Set down the data below in full, exactly as it reads, but without the pictures.

** Material to process follows **

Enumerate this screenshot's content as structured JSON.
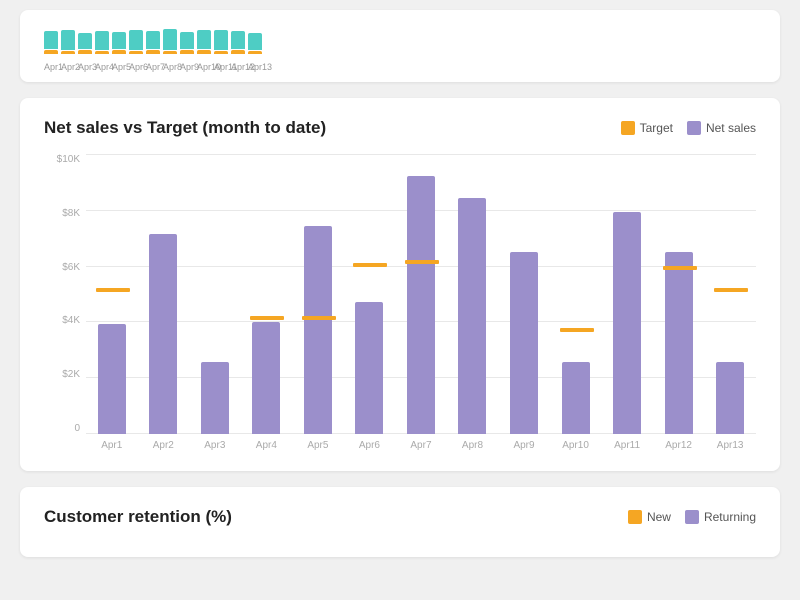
{
  "topChart": {
    "labels": [
      "Apr1",
      "Apr2",
      "Apr3",
      "Apr4",
      "Apr5",
      "Apr6",
      "Apr7",
      "Apr8",
      "Apr9",
      "Apr10",
      "Apr11",
      "Apr12",
      "Apr13"
    ],
    "tealHeights": [
      18,
      20,
      16,
      19,
      17,
      20,
      18,
      21,
      17,
      19,
      20,
      18,
      17
    ],
    "orangeHeights": [
      4,
      3,
      4,
      3,
      4,
      3,
      4,
      3,
      4,
      4,
      3,
      4,
      3
    ]
  },
  "netSalesChart": {
    "title": "Net sales vs Target (month to date)",
    "legend": {
      "target_label": "Target",
      "netsales_label": "Net sales"
    },
    "yLabels": [
      "0",
      "$2K",
      "$4K",
      "$6K",
      "$8K",
      "$10K"
    ],
    "xLabels": [
      "Apr1",
      "Apr2",
      "Apr3",
      "Apr4",
      "Apr5",
      "Apr6",
      "Apr7",
      "Apr8",
      "Apr9",
      "Apr10",
      "Apr11",
      "Apr12",
      "Apr13"
    ],
    "bars": [
      {
        "purpleHeight": 110,
        "hasTarget": true,
        "targetOffset": 140
      },
      {
        "purpleHeight": 200,
        "hasTarget": false,
        "targetOffset": 0
      },
      {
        "purpleHeight": 72,
        "hasTarget": false,
        "targetOffset": 0
      },
      {
        "purpleHeight": 112,
        "hasTarget": true,
        "targetOffset": 112
      },
      {
        "purpleHeight": 208,
        "hasTarget": true,
        "targetOffset": 112
      },
      {
        "purpleHeight": 132,
        "hasTarget": true,
        "targetOffset": 165
      },
      {
        "purpleHeight": 258,
        "hasTarget": true,
        "targetOffset": 168
      },
      {
        "purpleHeight": 236,
        "hasTarget": false,
        "targetOffset": 0
      },
      {
        "purpleHeight": 182,
        "hasTarget": false,
        "targetOffset": 0
      },
      {
        "purpleHeight": 72,
        "hasTarget": true,
        "targetOffset": 100
      },
      {
        "purpleHeight": 222,
        "hasTarget": false,
        "targetOffset": 0
      },
      {
        "purpleHeight": 182,
        "hasTarget": true,
        "targetOffset": 162
      },
      {
        "purpleHeight": 72,
        "hasTarget": true,
        "targetOffset": 140
      }
    ],
    "colors": {
      "purple": "#9b8fcb",
      "orange": "#f5a623"
    }
  },
  "retentionChart": {
    "title": "Customer retention (%)",
    "legend": {
      "new_label": "New",
      "returning_label": "Returning"
    },
    "colors": {
      "new": "#f5a623",
      "returning": "#9b8fcb"
    }
  }
}
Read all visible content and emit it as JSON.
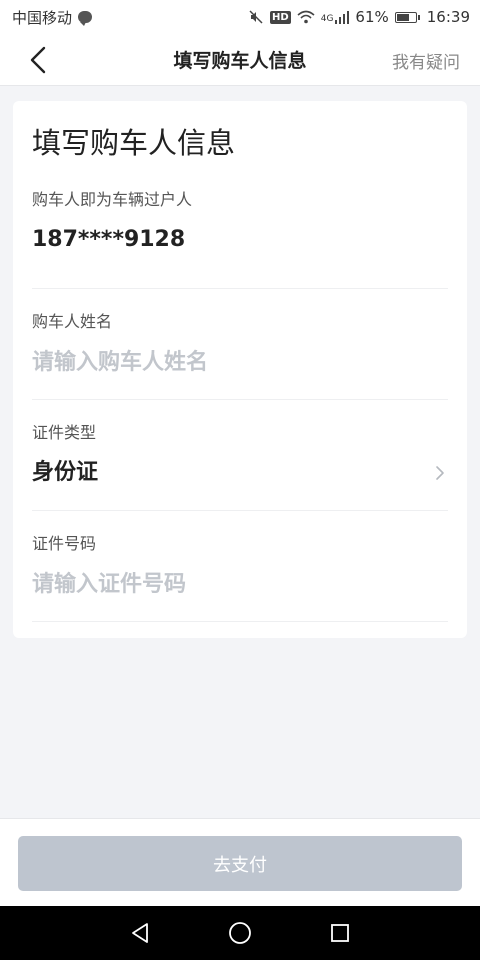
{
  "status_bar": {
    "carrier": "中国移动",
    "network": "4G",
    "battery": "61%",
    "time": "16:39",
    "hd": "HD"
  },
  "nav": {
    "title": "填写购车人信息",
    "help_label": "我有疑问"
  },
  "card": {
    "title": "填写购车人信息",
    "fields": [
      {
        "label": "购车人即为车辆过户人",
        "value": "187****9128"
      },
      {
        "label": "购车人姓名",
        "placeholder": "请输入购车人姓名"
      },
      {
        "label": "证件类型",
        "value": "身份证"
      },
      {
        "label": "证件号码",
        "placeholder": "请输入证件号码"
      }
    ]
  },
  "footer": {
    "pay_label": "去支付"
  },
  "colors": {
    "background": "#f3f4f7",
    "button_disabled": "#bec5cf",
    "placeholder": "#c2c6cc"
  }
}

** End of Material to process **

#### Answer to this problem
Enumerate this screenshot's content as structured JSON.
{
  "topChart": {
    "labels": [
      "Apr1",
      "Apr2",
      "Apr3",
      "Apr4",
      "Apr5",
      "Apr6",
      "Apr7",
      "Apr8",
      "Apr9",
      "Apr10",
      "Apr11",
      "Apr12",
      "Apr13"
    ],
    "tealHeights": [
      18,
      20,
      16,
      19,
      17,
      20,
      18,
      21,
      17,
      19,
      20,
      18,
      17
    ],
    "orangeHeights": [
      4,
      3,
      4,
      3,
      4,
      3,
      4,
      3,
      4,
      4,
      3,
      4,
      3
    ]
  },
  "netSalesChart": {
    "title": "Net sales vs Target (month to date)",
    "legend": {
      "target_label": "Target",
      "netsales_label": "Net sales"
    },
    "yLabels": [
      "0",
      "$2K",
      "$4K",
      "$6K",
      "$8K",
      "$10K"
    ],
    "xLabels": [
      "Apr1",
      "Apr2",
      "Apr3",
      "Apr4",
      "Apr5",
      "Apr6",
      "Apr7",
      "Apr8",
      "Apr9",
      "Apr10",
      "Apr11",
      "Apr12",
      "Apr13"
    ],
    "bars": [
      {
        "purpleHeight": 110,
        "hasTarget": true,
        "targetOffset": 140
      },
      {
        "purpleHeight": 200,
        "hasTarget": false,
        "targetOffset": 0
      },
      {
        "purpleHeight": 72,
        "hasTarget": false,
        "targetOffset": 0
      },
      {
        "purpleHeight": 112,
        "hasTarget": true,
        "targetOffset": 112
      },
      {
        "purpleHeight": 208,
        "hasTarget": true,
        "targetOffset": 112
      },
      {
        "purpleHeight": 132,
        "hasTarget": true,
        "targetOffset": 165
      },
      {
        "purpleHeight": 258,
        "hasTarget": true,
        "targetOffset": 168
      },
      {
        "purpleHeight": 236,
        "hasTarget": false,
        "targetOffset": 0
      },
      {
        "purpleHeight": 182,
        "hasTarget": false,
        "targetOffset": 0
      },
      {
        "purpleHeight": 72,
        "hasTarget": true,
        "targetOffset": 100
      },
      {
        "purpleHeight": 222,
        "hasTarget": false,
        "targetOffset": 0
      },
      {
        "purpleHeight": 182,
        "hasTarget": true,
        "targetOffset": 162
      },
      {
        "purpleHeight": 72,
        "hasTarget": true,
        "targetOffset": 140
      }
    ],
    "colors": {
      "purple": "#9b8fcb",
      "orange": "#f5a623"
    }
  },
  "retentionChart": {
    "title": "Customer retention (%)",
    "legend": {
      "new_label": "New",
      "returning_label": "Returning"
    },
    "colors": {
      "new": "#f5a623",
      "returning": "#9b8fcb"
    }
  }
}
Read all visible content and emit it as JSON.
{
  "status_bar": {
    "carrier": "中国移动",
    "network": "4G",
    "battery": "61%",
    "time": "16:39",
    "hd": "HD"
  },
  "nav": {
    "title": "填写购车人信息",
    "help_label": "我有疑问"
  },
  "card": {
    "title": "填写购车人信息",
    "fields": [
      {
        "label": "购车人即为车辆过户人",
        "value": "187****9128"
      },
      {
        "label": "购车人姓名",
        "placeholder": "请输入购车人姓名"
      },
      {
        "label": "证件类型",
        "value": "身份证"
      },
      {
        "label": "证件号码",
        "placeholder": "请输入证件号码"
      }
    ]
  },
  "footer": {
    "pay_label": "去支付"
  },
  "colors": {
    "background": "#f3f4f7",
    "button_disabled": "#bec5cf",
    "placeholder": "#c2c6cc"
  }
}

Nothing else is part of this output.